Test Loss: 0.00453716
Number of layers in neural network: 4
Number of perceptrons in topmost layer: 64
Number of inputs: 37
Iterations: 10000
Optimisation algorithm: Adam

By attaining a loss score of 0.00453716, our model surpasses persistence by around 0.01, which is a third of the persistence loss.

From our training prediction curve, it seems that our current set of variables does not allow the model to estimate the peaks present in this dataset. This is seen as the training seems to occur reasonably well on lower levels of dengue, but our model always falls short of predicting higher dengue levels when actual dengue levels peak. This suggests a lack of information within our model. Turning to the test prediction curve, the curve is actually quite well fitting. The predicted values are not too far off from the actual values for low dengue levels, and the peak in dengue cases was reasonably predicted with a lag of 0 (which is awesome!). Although our prediction did not manage to predict more dengue cases than the actual values of dengue cases, which would be favourable, it was able to predict a peak of dengue cases nevertheless. The second smaller peak that came after the initial peak should also be accounted for. We believe that there could have been a second peak, but it did not happen due to more intervention conducted by the NEA during that period e.g. increased fogging, although this is just a theory.

Potential risks of using our model

If there is a caveat to our model results, we believe that our model is not quite capable of over-predicting (which is something that we wanted to achieve). The organisation using this model should notify the respective healthcare professions about this trend at their discretion, and it should be suggested to them to anticipate more cases. Further, as the prediction of the peak dengue values in the test set was lower than the actual dengue values, we cannot be certain if our model will be able to accurately predict dengue levels in the event of a very extreme outbreak. Perhaps there is a threshold of dengue cases to which our model can predict, but we need more data to determine if such a threshold exists.

Also, given that this model was developed based on data from Singapore, it would be prudent to trust the accuracy of this model when used in areas with similar traits to Singapore. Some characteristics that should be considered are: the area of Singapore (751.2km²) which inevitably affects rainfall and temperature patterns, population density, as well as spatiotemporal movement patterns of movement.

Conclusion and Review

Overall, we think we did pretty well, and it was not easy at all to hit the sweet spot of having a low test score, an acceptable prediction pattern and an acceptable lag pattern. Good model scores were also achieved by just using different variations of four variables: dengue levels, Singapore population levels, temperature & rainfall.
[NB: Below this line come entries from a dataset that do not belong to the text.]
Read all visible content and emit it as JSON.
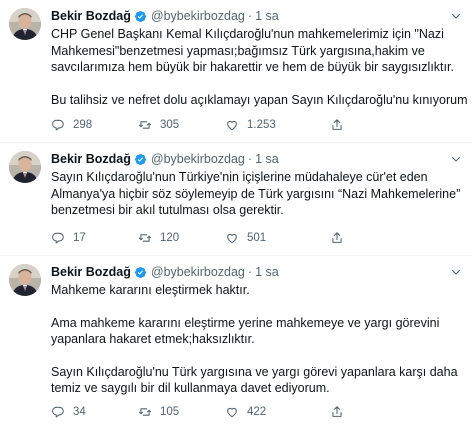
{
  "colors": {
    "text": "#0f1419",
    "secondary": "#536471",
    "verified": "#1d9bf0",
    "divider": "#eff3f4"
  },
  "tweets": [
    {
      "author": "Bekir Bozdağ",
      "handle": "@bybekirbozdag",
      "separator": "·",
      "time": "1 sa",
      "lines": [
        "CHP Genel Başkanı Kemal Kılıçdaroğlu'nun mahkemelerimiz için \"Nazi",
        "Mahkemesi\"benzetmesi yapması;bağımsız Türk yargısına,hakim ve",
        "savcılarımıza hem büyük bir hakarettir ve hem de büyük bir saygısızlıktır.",
        "",
        "Bu talihsiz ve nefret dolu açıklamayı yapan Sayın Kılıçdaroğlu'nu kınıyorum"
      ],
      "replies": "298",
      "retweets": "305",
      "likes": "1.253"
    },
    {
      "author": "Bekir Bozdağ",
      "handle": "@bybekirbozdag",
      "separator": "·",
      "time": "1 sa",
      "lines": [
        "Sayın Kılıçdaroğlu'nun Türkiye'nin içişlerine müdahaleye cür'et eden",
        "Almanya'ya hiçbir söz söylemeyip de Türk yargısını “Nazi Mahkemelerine”",
        "benzetmesi bir akıl tutulması olsa gerektir."
      ],
      "replies": "17",
      "retweets": "120",
      "likes": "501"
    },
    {
      "author": "Bekir Bozdağ",
      "handle": "@bybekirbozdag",
      "separator": "·",
      "time": "1 sa",
      "lines": [
        "Mahkeme kararını eleştirmek haktır.",
        "",
        "Ama mahkeme kararını eleştirme yerine mahkemeye ve yargı görevini",
        "yapanlara hakaret etmek;haksızlıktır.",
        "",
        "Sayın Kılıçdaroğlu'nu Türk yargısına ve yargı görevi yapanlara karşı daha",
        "temiz ve saygılı bir dil kullanmaya davet ediyorum."
      ],
      "replies": "34",
      "retweets": "105",
      "likes": "422"
    }
  ]
}
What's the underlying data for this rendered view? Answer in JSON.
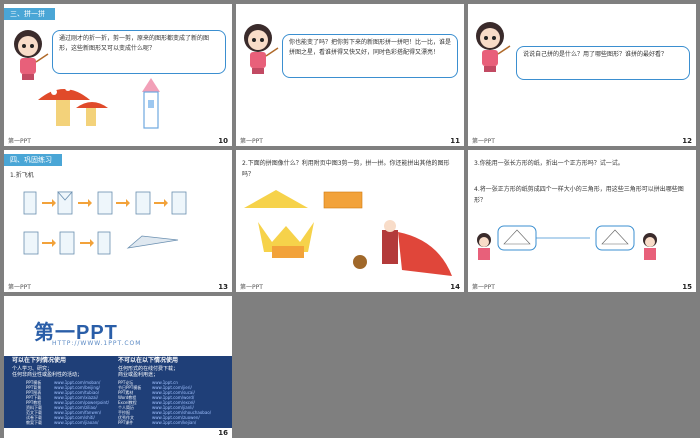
{
  "slides": [
    {
      "num": "10",
      "header": "三、拼一拼",
      "bubble": "通过刚才的折一折，剪一剪，原来的图形都变成了新的图形，这些新图形又可以变成什么呢？"
    },
    {
      "num": "11",
      "bubble": "你也能变了吗？把你剪下来的新图形拼一拼吧！比一比，谁是拼图之星，看谁拼得又快又好，同时色彩搭配得又漂亮！"
    },
    {
      "num": "12",
      "bubble": "说说自己拼的是什么？用了哪些图形？谁拼的最好看？"
    },
    {
      "num": "13",
      "header": "四、巩固练习",
      "item": "1.折飞机"
    },
    {
      "num": "14",
      "text": "2.下面的拼图像什么？利用附页中图3剪一剪，拼一拼。你还能拼出其他的图形吗？"
    },
    {
      "num": "15",
      "text1": "3.你能用一张长方形的纸，折出一个正方形吗？试一试。",
      "text2": "4.将一张正方形的纸剪成四个一样大小的三角形，用这些三角形可以拼出哪些图形？"
    },
    {
      "num": "16",
      "logo": "第一PPT",
      "url": "HTTP://WWW.1PPT.COM",
      "can_title": "可以在下列情况使用",
      "cannot_title": "不可以在以下情况使用",
      "can_lines": [
        "个人学习、研究；",
        "任何非商业性或盈利性的活动；"
      ],
      "cannot_lines": [
        "任何形式的在线付费下载；",
        "商业或盈利用途；"
      ],
      "left_names": [
        "PPT模板",
        "PPT背景",
        "PPT图表",
        "PPT下载",
        "PPT教程",
        "资料下载",
        "范文下载",
        "试卷下载",
        "教案下载"
      ],
      "left_links": [
        "www.1ppt.com/moban/",
        "www.1ppt.com/beijing/",
        "www.1ppt.com/tubiao/",
        "www.1ppt.com/xiazai/",
        "www.1ppt.com/powerpoint/",
        "www.1ppt.com/ziliao/",
        "www.1ppt.com/fanwen/",
        "www.1ppt.com/shiti/",
        "www.1ppt.com/jiaoan/"
      ],
      "right_names": [
        "PPT论坛",
        "节日PPT模板",
        "PPT素材",
        "Word教程",
        "Excel教程",
        "个人简历",
        "手抄报",
        "优秀作文",
        "PPT课件"
      ],
      "right_links": [
        "www.1ppt.cn",
        "www.1ppt.com/jieri/",
        "www.1ppt.com/sucai/",
        "www.1ppt.com/word/",
        "www.1ppt.com/excel/",
        "www.1ppt.com/jianli/",
        "www.1ppt.com/shouchaobao/",
        "www.1ppt.com/zuowen/",
        "www.1ppt.com/kejian/"
      ]
    }
  ],
  "footer_logo": "第一PPT"
}
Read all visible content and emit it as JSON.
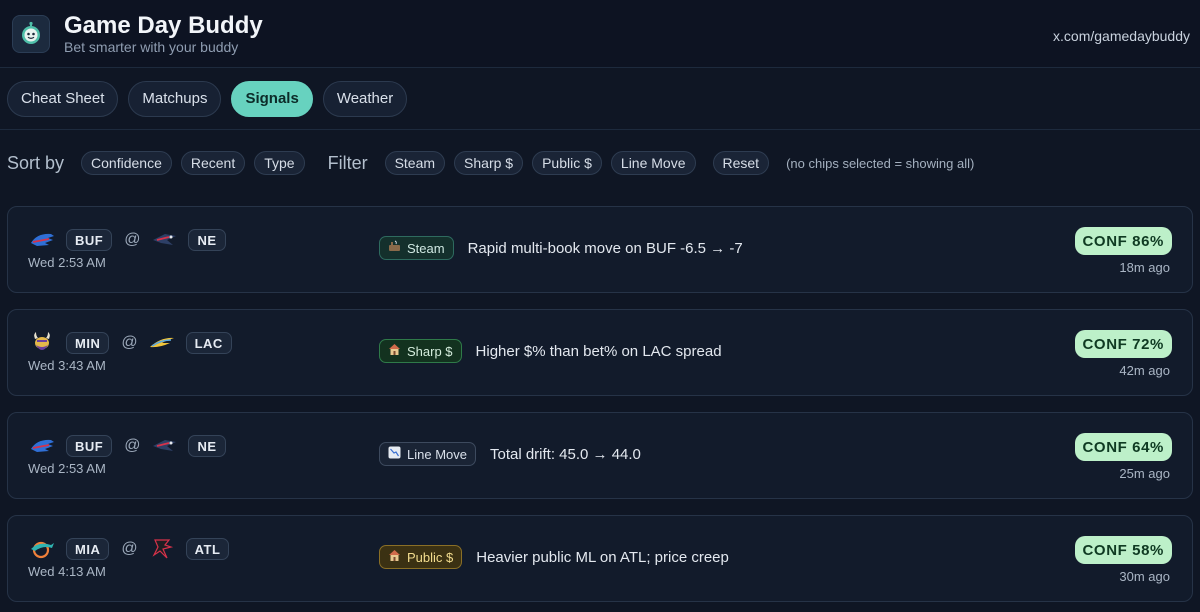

Finding the relevant variables without altering results negatively was tough. We attempted to incorporate Google Search trends on ‘dengue’ to observe if it would be a significant predictor variable, but results were mixed. In addition, the correlation and causation between Google search trends and the outbreak itself were not widely studied, thus we decided to forgo that in the end.

We also believe that this model can be further improved by tweaking the model components even more by including in more variables (which we were not able to due to limited data available online). More experimentation with variations of neural network architecture, as well as feeding the training phase more data could be useful in improving the model too.

Nevertheless, we have developed a neural network model which is capable of predicting dengue levels fairly accurately. Moving forward, we believe that better dengue prediction models could be created with more quality data — e.g. dengue serotypes, Aedes population levels etc. — which are able to help explain the variance in dengue levels. Additional data could potentially enhance our model and the current set of variables which we propose to be useful in predicting dengue outbreaks.

Written by: Benita, Clarence, Richard, Wen Hao, Zi Yu




An individual passionate about utilising data science to improve global/local health! Email me at: tohziyu2@gmail.com if you have any questions for me!